TASK TO COMPLETE | Quote the entries word for word. Omit the pictures.
+++ SUPPLIED MATERIAL
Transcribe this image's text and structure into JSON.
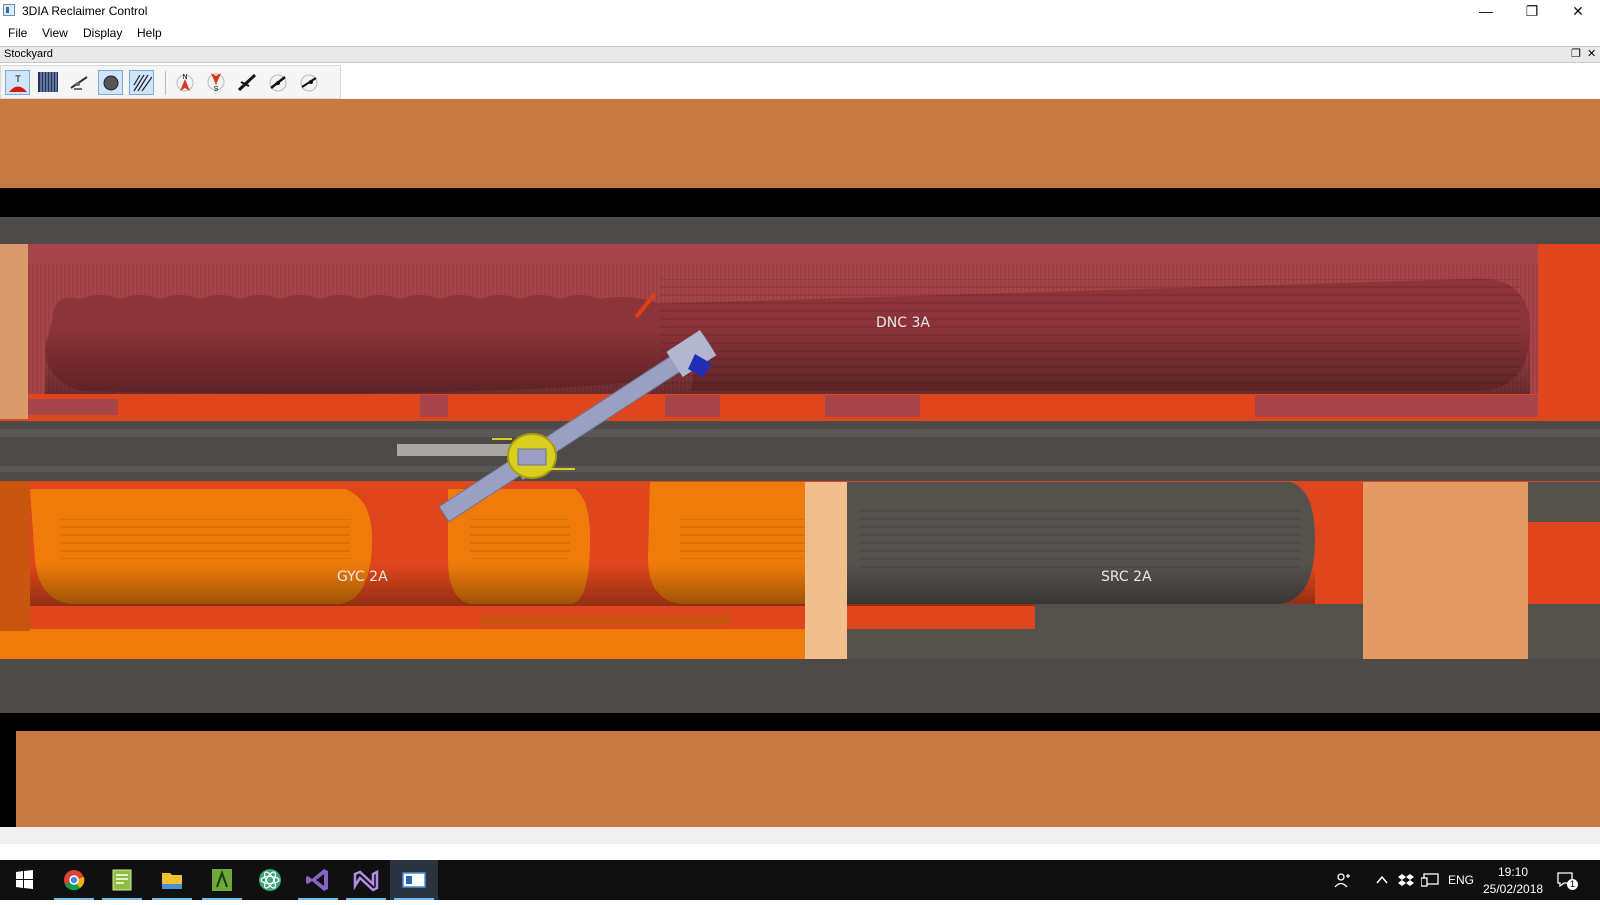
{
  "window": {
    "title": "3DIA Reclaimer Control",
    "minimize_glyph": "—",
    "restore_glyph": "❐",
    "close_glyph": "✕"
  },
  "menu": {
    "items": [
      {
        "label": "File"
      },
      {
        "label": "View"
      },
      {
        "label": "Display"
      },
      {
        "label": "Help"
      }
    ]
  },
  "panel": {
    "title": "Stockyard",
    "float_glyph": "❐",
    "close_glyph": "✕"
  },
  "toolbar": {
    "tools": [
      {
        "icon": "top-view-icon",
        "text": "T",
        "checked": true
      },
      {
        "icon": "stripes-icon",
        "checked": false
      },
      {
        "icon": "reclaimer-side-icon",
        "checked": false
      },
      {
        "icon": "circle-icon",
        "checked": true
      },
      {
        "icon": "hatch-icon",
        "checked": true
      },
      {
        "icon": "north-arrow-icon",
        "text": "N",
        "checked": false
      },
      {
        "icon": "south-arrow-icon",
        "text": "S",
        "checked": false
      },
      {
        "icon": "boom-icon",
        "checked": false
      },
      {
        "icon": "boom-pivot-icon",
        "checked": false
      },
      {
        "icon": "boom-pivot-alt-icon",
        "checked": false
      }
    ]
  },
  "stockyard": {
    "piles": [
      {
        "label": "DNC 3A"
      },
      {
        "label": "GYC 2A"
      },
      {
        "label": "SRC 2A"
      }
    ],
    "colors": {
      "ground": "#c87941",
      "black": "#000000",
      "rail_gray": "#4d4a47",
      "dnc_pile": "#a8454a",
      "red_floor": "#e0461d",
      "gyc_pile": "#ef7c0a",
      "src_pile": "#55524e",
      "boom": "#9aa0c2",
      "turntable": "#d8cf1f"
    }
  },
  "taskbar": {
    "apps": [
      {
        "icon": "start-icon",
        "active": false
      },
      {
        "icon": "chrome-icon",
        "active": true
      },
      {
        "icon": "notepad-icon",
        "active": true
      },
      {
        "icon": "file-explorer-icon",
        "active": true
      },
      {
        "icon": "spreadsheet-icon",
        "active": true
      },
      {
        "icon": "atom-icon",
        "active": false
      },
      {
        "icon": "visual-studio-code-icon",
        "active": true
      },
      {
        "icon": "visual-studio-icon",
        "active": true
      },
      {
        "icon": "reclaimer-app-icon",
        "active": true
      }
    ],
    "tray": {
      "language": "ENG",
      "time": "19:10",
      "date": "25/02/2018",
      "notification_count": "1"
    }
  }
}
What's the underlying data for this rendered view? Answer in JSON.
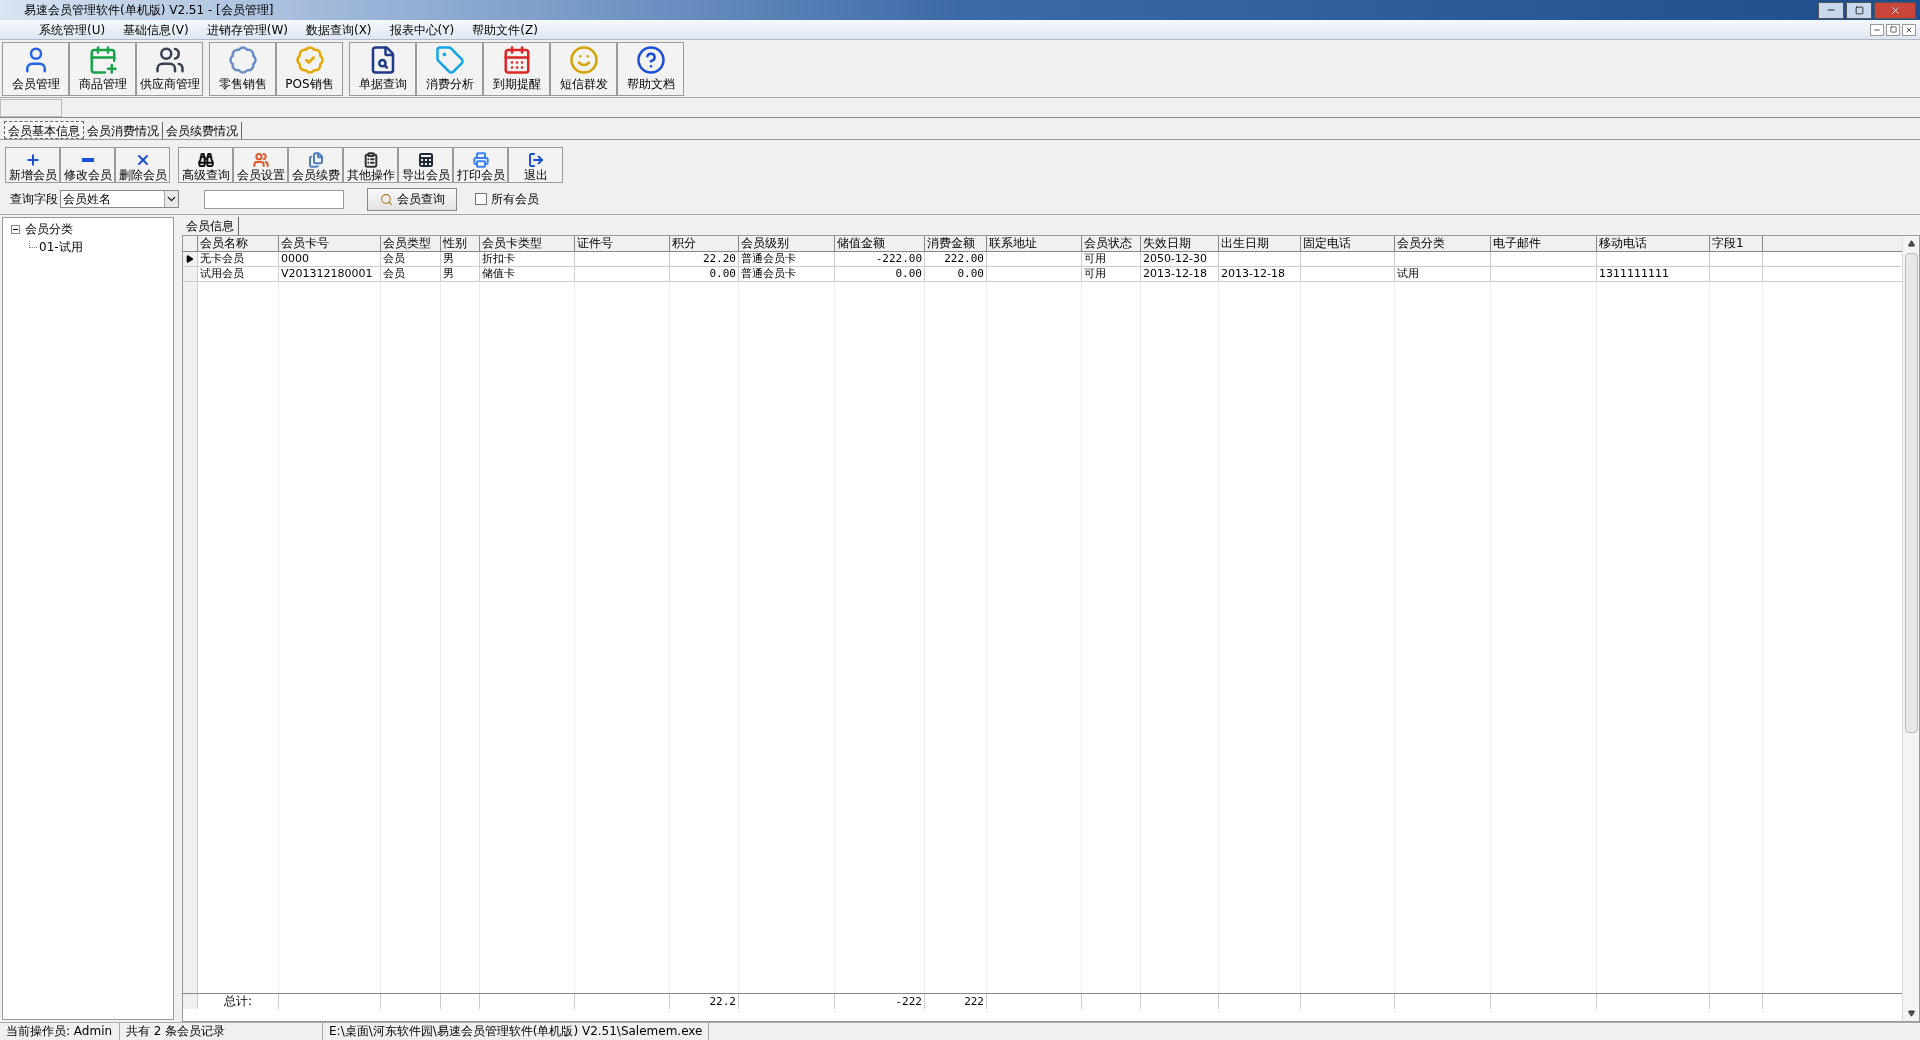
{
  "window": {
    "title": "易速会员管理软件(单机版) V2.51 - [会员管理]"
  },
  "menu": [
    "系统管理(U)",
    "基础信息(V)",
    "进销存管理(W)",
    "数据查询(X)",
    "报表中心(Y)",
    "帮助文件(Z)"
  ],
  "toolbar": [
    [
      "会员管理",
      "商品管理",
      "供应商管理"
    ],
    [
      "零售销售",
      "POS销售"
    ],
    [
      "单据查询",
      "消费分析",
      "到期提醒",
      "短信群发",
      "帮助文档"
    ]
  ],
  "tabs": [
    {
      "label": "会员基本信息",
      "selected": true
    },
    {
      "label": "会员消费情况",
      "selected": false
    },
    {
      "label": "会员续费情况",
      "selected": false
    }
  ],
  "actions": [
    [
      "新增会员",
      "修改会员",
      "删除会员"
    ],
    [
      "高级查询",
      "会员设置",
      "会员续费",
      "其他操作",
      "导出会员",
      "打印会员",
      "退出"
    ]
  ],
  "query": {
    "label": "查询字段",
    "field": "会员姓名",
    "button": "会员查询",
    "all_members": {
      "label": "所有会员",
      "checked": false
    }
  },
  "tree": {
    "label": "会员分类",
    "expanded": true,
    "children": [
      {
        "label": "01-试用"
      }
    ]
  },
  "grid": {
    "tab": "会员信息",
    "columns": [
      "会员名称",
      "会员卡号",
      "会员类型",
      "性别",
      "会员卡类型",
      "证件号",
      "积分",
      "会员级别",
      "储值金额",
      "消费金额",
      "联系地址",
      "会员状态",
      "失效日期",
      "出生日期",
      "固定电话",
      "会员分类",
      "电子邮件",
      "移动电话",
      "字段1"
    ],
    "rows": [
      {
        "selected": true,
        "name": "无卡会员",
        "card_no": "0000",
        "type": "会员",
        "gender": "男",
        "card_type": "折扣卡",
        "points": "22.20",
        "level": "普通会员卡",
        "stored": "-222.00",
        "spent": "222.00",
        "status": "可用",
        "expire": "2050-12-30"
      },
      {
        "selected": false,
        "name": "试用会员",
        "card_no": "V201312180001",
        "type": "会员",
        "gender": "男",
        "card_type": "储值卡",
        "points": "0.00",
        "level": "普通会员卡",
        "stored": "0.00",
        "spent": "0.00",
        "status": "可用",
        "expire": "2013-12-18",
        "birth": "2013-12-18",
        "category": "试用",
        "mobile": "1311111111"
      }
    ],
    "totals": {
      "label": "总计:",
      "points": "22.2",
      "stored": "-222",
      "spent": "222"
    }
  },
  "status_bar": [
    "当前操作员: Admin",
    "共有 2 条会员记录",
    "E:\\桌面\\河东软件园\\易速会员管理软件(单机版) V2.51\\Salemem.exe"
  ]
}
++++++
ANSWER SECTION |
Transcribe this image's text and structure into JSON.
{
  "window": {
    "title": "3DIA Reclaimer Control",
    "minimize_glyph": "—",
    "restore_glyph": "❐",
    "close_glyph": "✕"
  },
  "menu": {
    "items": [
      {
        "label": "File"
      },
      {
        "label": "View"
      },
      {
        "label": "Display"
      },
      {
        "label": "Help"
      }
    ]
  },
  "panel": {
    "title": "Stockyard",
    "float_glyph": "❐",
    "close_glyph": "✕"
  },
  "toolbar": {
    "tools": [
      {
        "icon": "top-view-icon",
        "text": "T",
        "checked": true
      },
      {
        "icon": "stripes-icon",
        "checked": false
      },
      {
        "icon": "reclaimer-side-icon",
        "checked": false
      },
      {
        "icon": "circle-icon",
        "checked": true
      },
      {
        "icon": "hatch-icon",
        "checked": true
      },
      {
        "icon": "north-arrow-icon",
        "text": "N",
        "checked": false
      },
      {
        "icon": "south-arrow-icon",
        "text": "S",
        "checked": false
      },
      {
        "icon": "boom-icon",
        "checked": false
      },
      {
        "icon": "boom-pivot-icon",
        "checked": false
      },
      {
        "icon": "boom-pivot-alt-icon",
        "checked": false
      }
    ]
  },
  "stockyard": {
    "piles": [
      {
        "label": "DNC 3A"
      },
      {
        "label": "GYC 2A"
      },
      {
        "label": "SRC 2A"
      }
    ],
    "colors": {
      "ground": "#c87941",
      "black": "#000000",
      "rail_gray": "#4d4a47",
      "dnc_pile": "#a8454a",
      "red_floor": "#e0461d",
      "gyc_pile": "#ef7c0a",
      "src_pile": "#55524e",
      "boom": "#9aa0c2",
      "turntable": "#d8cf1f"
    }
  },
  "taskbar": {
    "apps": [
      {
        "icon": "start-icon",
        "active": false
      },
      {
        "icon": "chrome-icon",
        "active": true
      },
      {
        "icon": "notepad-icon",
        "active": true
      },
      {
        "icon": "file-explorer-icon",
        "active": true
      },
      {
        "icon": "spreadsheet-icon",
        "active": true
      },
      {
        "icon": "atom-icon",
        "active": false
      },
      {
        "icon": "visual-studio-code-icon",
        "active": true
      },
      {
        "icon": "visual-studio-icon",
        "active": true
      },
      {
        "icon": "reclaimer-app-icon",
        "active": true
      }
    ],
    "tray": {
      "language": "ENG",
      "time": "19:10",
      "date": "25/02/2018",
      "notification_count": "1"
    }
  }
}
What's the underlying data for this rendered view? Answer in JSON.
{
  "window": {
    "title": "易速会员管理软件(单机版) V2.51 - [会员管理]"
  },
  "menu": [
    "系统管理(U)",
    "基础信息(V)",
    "进销存管理(W)",
    "数据查询(X)",
    "报表中心(Y)",
    "帮助文件(Z)"
  ],
  "toolbar": [
    [
      "会员管理",
      "商品管理",
      "供应商管理"
    ],
    [
      "零售销售",
      "POS销售"
    ],
    [
      "单据查询",
      "消费分析",
      "到期提醒",
      "短信群发",
      "帮助文档"
    ]
  ],
  "tabs": [
    {
      "label": "会员基本信息",
      "selected": true
    },
    {
      "label": "会员消费情况",
      "selected": false
    },
    {
      "label": "会员续费情况",
      "selected": false
    }
  ],
  "actions": [
    [
      "新增会员",
      "修改会员",
      "删除会员"
    ],
    [
      "高级查询",
      "会员设置",
      "会员续费",
      "其他操作",
      "导出会员",
      "打印会员",
      "退出"
    ]
  ],
  "query": {
    "label": "查询字段",
    "field": "会员姓名",
    "button": "会员查询",
    "all_members": {
      "label": "所有会员",
      "checked": false
    }
  },
  "tree": {
    "label": "会员分类",
    "expanded": true,
    "children": [
      {
        "label": "01-试用"
      }
    ]
  },
  "grid": {
    "tab": "会员信息",
    "columns": [
      "会员名称",
      "会员卡号",
      "会员类型",
      "性别",
      "会员卡类型",
      "证件号",
      "积分",
      "会员级别",
      "储值金额",
      "消费金额",
      "联系地址",
      "会员状态",
      "失效日期",
      "出生日期",
      "固定电话",
      "会员分类",
      "电子邮件",
      "移动电话",
      "字段1"
    ],
    "rows": [
      {
        "selected": true,
        "name": "无卡会员",
        "card_no": "0000",
        "type": "会员",
        "gender": "男",
        "card_type": "折扣卡",
        "points": "22.20",
        "level": "普通会员卡",
        "stored": "-222.00",
        "spent": "222.00",
        "status": "可用",
        "expire": "2050-12-30"
      },
      {
        "selected": false,
        "name": "试用会员",
        "card_no": "V201312180001",
        "type": "会员",
        "gender": "男",
        "card_type": "储值卡",
        "points": "0.00",
        "level": "普通会员卡",
        "stored": "0.00",
        "spent": "0.00",
        "status": "可用",
        "expire": "2013-12-18",
        "birth": "2013-12-18",
        "category": "试用",
        "mobile": "1311111111"
      }
    ],
    "totals": {
      "label": "总计:",
      "points": "22.2",
      "stored": "-222",
      "spent": "222"
    }
  },
  "status_bar": [
    "当前操作员: Admin",
    "共有 2 条会员记录",
    "E:\\桌面\\河东软件园\\易速会员管理软件(单机版) V2.51\\Salemem.exe"
  ]
}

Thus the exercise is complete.